Exercise requirements:
From the entries that follow, copy each line containing the word "kind".

Records excerpted from a collection:
________________________________________

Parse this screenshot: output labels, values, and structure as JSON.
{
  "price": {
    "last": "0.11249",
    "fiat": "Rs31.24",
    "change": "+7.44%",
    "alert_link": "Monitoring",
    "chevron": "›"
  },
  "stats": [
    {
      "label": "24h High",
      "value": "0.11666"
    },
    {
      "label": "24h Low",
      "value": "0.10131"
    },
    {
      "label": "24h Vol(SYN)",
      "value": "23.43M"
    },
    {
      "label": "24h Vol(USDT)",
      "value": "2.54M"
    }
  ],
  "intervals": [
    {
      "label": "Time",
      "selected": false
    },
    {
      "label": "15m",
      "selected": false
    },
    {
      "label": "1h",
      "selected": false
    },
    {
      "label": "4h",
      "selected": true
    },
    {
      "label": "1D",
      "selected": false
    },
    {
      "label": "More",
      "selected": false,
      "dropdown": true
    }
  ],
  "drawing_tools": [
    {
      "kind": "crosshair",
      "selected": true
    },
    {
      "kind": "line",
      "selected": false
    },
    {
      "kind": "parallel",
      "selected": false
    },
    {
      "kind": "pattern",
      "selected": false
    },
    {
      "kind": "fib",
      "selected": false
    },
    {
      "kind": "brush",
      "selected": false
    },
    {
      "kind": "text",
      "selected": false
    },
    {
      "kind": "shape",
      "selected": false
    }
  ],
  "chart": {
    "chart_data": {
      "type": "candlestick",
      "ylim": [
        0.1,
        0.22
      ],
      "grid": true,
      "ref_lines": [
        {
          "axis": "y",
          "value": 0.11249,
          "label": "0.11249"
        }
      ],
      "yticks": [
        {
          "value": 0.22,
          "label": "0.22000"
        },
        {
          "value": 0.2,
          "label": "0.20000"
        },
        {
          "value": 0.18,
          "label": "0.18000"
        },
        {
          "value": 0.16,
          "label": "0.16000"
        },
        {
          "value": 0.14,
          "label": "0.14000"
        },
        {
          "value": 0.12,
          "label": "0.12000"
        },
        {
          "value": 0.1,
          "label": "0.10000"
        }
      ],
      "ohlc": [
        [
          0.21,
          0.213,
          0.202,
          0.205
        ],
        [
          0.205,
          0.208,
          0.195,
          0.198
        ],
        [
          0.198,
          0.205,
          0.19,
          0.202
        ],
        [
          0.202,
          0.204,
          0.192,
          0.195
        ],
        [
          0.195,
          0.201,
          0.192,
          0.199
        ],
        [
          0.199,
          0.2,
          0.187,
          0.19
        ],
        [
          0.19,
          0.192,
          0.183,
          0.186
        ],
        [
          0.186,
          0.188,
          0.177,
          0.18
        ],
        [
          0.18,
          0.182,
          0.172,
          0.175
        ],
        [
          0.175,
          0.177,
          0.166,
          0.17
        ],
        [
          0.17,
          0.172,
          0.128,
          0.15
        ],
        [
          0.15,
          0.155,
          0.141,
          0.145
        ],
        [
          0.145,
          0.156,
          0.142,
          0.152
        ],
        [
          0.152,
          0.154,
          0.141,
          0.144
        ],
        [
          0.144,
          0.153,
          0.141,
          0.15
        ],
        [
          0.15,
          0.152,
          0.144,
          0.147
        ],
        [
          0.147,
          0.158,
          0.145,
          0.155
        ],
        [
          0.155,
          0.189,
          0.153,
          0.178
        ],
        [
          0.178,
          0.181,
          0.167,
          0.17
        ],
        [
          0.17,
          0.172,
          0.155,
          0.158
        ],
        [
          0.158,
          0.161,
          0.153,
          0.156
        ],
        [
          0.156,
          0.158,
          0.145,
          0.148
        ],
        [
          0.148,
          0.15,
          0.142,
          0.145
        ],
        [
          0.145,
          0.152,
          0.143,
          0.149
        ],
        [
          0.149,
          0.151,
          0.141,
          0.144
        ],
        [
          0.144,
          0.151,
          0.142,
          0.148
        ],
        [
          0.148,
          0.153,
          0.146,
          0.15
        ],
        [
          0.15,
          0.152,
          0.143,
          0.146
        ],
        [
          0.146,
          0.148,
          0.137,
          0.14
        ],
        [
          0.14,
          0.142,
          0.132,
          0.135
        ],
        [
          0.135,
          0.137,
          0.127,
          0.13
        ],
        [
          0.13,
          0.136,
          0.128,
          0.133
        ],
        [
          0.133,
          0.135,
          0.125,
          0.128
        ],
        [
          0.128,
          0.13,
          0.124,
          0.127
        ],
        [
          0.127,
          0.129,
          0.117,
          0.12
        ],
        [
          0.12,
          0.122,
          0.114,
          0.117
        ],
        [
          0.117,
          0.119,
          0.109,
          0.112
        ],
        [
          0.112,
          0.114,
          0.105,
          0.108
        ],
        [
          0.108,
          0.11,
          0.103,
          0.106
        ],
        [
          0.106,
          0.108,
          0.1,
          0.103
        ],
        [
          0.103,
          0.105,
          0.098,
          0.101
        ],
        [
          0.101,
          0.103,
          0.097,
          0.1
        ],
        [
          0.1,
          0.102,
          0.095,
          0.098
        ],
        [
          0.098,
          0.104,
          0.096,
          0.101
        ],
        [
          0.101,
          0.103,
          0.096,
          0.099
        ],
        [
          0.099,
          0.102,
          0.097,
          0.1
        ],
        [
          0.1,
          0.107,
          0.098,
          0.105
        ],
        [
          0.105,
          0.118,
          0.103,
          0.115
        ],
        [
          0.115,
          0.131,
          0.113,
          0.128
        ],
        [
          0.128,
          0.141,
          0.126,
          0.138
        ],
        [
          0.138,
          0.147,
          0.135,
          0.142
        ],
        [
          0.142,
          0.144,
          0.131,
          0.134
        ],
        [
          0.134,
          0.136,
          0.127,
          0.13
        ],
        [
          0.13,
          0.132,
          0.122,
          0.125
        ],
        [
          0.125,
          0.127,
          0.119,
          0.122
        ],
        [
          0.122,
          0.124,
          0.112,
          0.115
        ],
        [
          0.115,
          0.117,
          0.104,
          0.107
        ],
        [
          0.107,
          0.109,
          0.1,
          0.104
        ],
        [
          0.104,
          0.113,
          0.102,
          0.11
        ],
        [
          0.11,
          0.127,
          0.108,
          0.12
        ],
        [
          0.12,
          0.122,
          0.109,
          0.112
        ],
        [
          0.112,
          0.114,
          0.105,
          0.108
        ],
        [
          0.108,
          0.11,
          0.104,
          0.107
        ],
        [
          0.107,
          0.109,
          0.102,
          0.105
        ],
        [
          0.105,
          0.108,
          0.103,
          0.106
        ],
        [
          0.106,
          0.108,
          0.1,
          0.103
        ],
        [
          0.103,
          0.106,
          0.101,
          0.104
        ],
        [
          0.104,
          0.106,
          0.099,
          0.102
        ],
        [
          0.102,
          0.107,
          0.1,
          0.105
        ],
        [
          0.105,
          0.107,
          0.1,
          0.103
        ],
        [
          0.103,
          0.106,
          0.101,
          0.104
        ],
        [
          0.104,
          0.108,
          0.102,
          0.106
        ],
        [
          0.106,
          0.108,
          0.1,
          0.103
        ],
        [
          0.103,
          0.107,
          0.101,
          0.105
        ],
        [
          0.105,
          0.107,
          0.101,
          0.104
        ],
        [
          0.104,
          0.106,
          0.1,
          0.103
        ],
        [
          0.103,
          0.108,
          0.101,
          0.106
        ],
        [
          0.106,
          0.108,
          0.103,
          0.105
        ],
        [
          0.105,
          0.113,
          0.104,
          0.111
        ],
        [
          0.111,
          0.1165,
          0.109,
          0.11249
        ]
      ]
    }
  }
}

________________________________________

Final answer:
      "kind": "crosshair",
      "kind": "line",
      "kind": "parallel",
      "kind": "pattern",
      "kind": "fib",
      "kind": "brush",
      "kind": "text",
      "kind": "shape",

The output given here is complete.